◆ Instructions to follow:
Read the listing below and tally the lines that contain "this"; the reply is that tally only.

Top of Material shown

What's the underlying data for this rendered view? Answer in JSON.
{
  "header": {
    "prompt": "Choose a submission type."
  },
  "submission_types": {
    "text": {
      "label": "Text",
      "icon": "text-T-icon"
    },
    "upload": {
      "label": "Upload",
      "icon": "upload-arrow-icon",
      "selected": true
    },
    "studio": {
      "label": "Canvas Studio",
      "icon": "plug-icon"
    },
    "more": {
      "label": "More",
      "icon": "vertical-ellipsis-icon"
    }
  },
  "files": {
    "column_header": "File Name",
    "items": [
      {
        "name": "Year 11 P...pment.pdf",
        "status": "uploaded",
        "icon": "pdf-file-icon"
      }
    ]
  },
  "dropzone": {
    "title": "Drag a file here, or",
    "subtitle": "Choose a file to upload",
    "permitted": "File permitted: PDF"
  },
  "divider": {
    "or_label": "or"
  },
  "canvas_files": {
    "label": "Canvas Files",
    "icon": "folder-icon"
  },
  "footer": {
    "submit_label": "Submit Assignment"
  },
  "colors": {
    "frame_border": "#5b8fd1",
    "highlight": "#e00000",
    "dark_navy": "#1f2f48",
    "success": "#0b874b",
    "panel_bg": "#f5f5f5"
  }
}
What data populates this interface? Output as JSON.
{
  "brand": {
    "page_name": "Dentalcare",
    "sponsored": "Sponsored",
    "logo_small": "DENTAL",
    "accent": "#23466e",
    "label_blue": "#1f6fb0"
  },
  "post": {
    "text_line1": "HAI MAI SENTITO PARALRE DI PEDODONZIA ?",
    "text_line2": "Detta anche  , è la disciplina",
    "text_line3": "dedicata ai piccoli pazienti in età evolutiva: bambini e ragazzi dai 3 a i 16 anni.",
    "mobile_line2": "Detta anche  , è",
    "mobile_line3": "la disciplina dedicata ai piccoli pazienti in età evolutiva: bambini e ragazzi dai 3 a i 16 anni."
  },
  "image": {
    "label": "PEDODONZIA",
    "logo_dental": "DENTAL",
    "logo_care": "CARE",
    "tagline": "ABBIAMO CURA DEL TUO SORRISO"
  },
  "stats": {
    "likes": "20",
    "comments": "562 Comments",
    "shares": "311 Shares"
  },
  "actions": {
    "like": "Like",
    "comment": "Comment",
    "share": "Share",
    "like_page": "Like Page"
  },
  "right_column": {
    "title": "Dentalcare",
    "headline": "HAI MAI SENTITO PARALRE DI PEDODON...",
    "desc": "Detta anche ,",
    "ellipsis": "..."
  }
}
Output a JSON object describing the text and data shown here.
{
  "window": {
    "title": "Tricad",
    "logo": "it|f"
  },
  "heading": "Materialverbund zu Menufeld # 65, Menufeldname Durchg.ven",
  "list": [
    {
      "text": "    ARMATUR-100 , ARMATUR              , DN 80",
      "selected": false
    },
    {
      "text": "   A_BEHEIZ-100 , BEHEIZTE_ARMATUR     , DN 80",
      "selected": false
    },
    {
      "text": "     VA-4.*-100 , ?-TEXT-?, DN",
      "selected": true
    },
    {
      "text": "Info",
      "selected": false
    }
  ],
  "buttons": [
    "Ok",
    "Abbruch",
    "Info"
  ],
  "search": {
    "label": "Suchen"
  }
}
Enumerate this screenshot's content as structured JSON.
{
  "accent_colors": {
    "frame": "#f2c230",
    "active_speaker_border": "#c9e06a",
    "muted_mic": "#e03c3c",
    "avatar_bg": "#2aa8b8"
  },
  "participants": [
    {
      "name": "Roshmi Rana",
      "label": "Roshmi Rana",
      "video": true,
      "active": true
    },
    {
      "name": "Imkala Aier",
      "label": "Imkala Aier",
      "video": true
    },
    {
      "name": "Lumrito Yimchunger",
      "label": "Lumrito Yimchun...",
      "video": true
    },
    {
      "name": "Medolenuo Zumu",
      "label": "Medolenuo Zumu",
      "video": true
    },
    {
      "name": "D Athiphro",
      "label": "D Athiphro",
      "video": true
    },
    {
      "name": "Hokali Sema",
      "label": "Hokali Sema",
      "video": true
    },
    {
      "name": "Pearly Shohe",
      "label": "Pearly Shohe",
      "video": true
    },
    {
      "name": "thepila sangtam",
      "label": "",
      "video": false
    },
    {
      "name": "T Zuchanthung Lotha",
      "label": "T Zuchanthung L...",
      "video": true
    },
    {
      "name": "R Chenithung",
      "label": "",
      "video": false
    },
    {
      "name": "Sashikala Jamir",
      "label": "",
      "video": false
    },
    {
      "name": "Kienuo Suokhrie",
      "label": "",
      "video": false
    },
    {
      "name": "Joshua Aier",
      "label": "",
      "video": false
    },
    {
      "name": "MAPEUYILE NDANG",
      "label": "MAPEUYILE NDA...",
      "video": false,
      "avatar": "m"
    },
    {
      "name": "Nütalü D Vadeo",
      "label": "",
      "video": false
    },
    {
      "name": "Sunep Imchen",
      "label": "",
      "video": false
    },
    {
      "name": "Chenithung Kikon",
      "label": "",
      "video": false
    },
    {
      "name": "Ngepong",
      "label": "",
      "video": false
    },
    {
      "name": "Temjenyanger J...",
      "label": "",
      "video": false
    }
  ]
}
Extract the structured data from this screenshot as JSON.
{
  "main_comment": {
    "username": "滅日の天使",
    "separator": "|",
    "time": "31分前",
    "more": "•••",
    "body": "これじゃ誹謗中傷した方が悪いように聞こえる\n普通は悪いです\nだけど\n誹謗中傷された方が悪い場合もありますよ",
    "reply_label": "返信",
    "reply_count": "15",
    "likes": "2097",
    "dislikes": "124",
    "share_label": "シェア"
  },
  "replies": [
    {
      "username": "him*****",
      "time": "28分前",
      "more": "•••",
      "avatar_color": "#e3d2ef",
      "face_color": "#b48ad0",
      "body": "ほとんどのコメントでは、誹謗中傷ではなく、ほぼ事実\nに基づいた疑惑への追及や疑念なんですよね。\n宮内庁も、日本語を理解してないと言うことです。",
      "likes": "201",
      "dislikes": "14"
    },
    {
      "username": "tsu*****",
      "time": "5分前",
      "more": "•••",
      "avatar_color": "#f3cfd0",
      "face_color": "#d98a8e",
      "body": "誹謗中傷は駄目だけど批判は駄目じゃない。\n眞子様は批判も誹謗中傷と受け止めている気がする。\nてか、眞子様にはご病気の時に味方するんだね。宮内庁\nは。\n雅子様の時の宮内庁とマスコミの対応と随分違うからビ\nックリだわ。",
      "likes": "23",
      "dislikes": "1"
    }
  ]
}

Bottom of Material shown

◆ Written solution:
4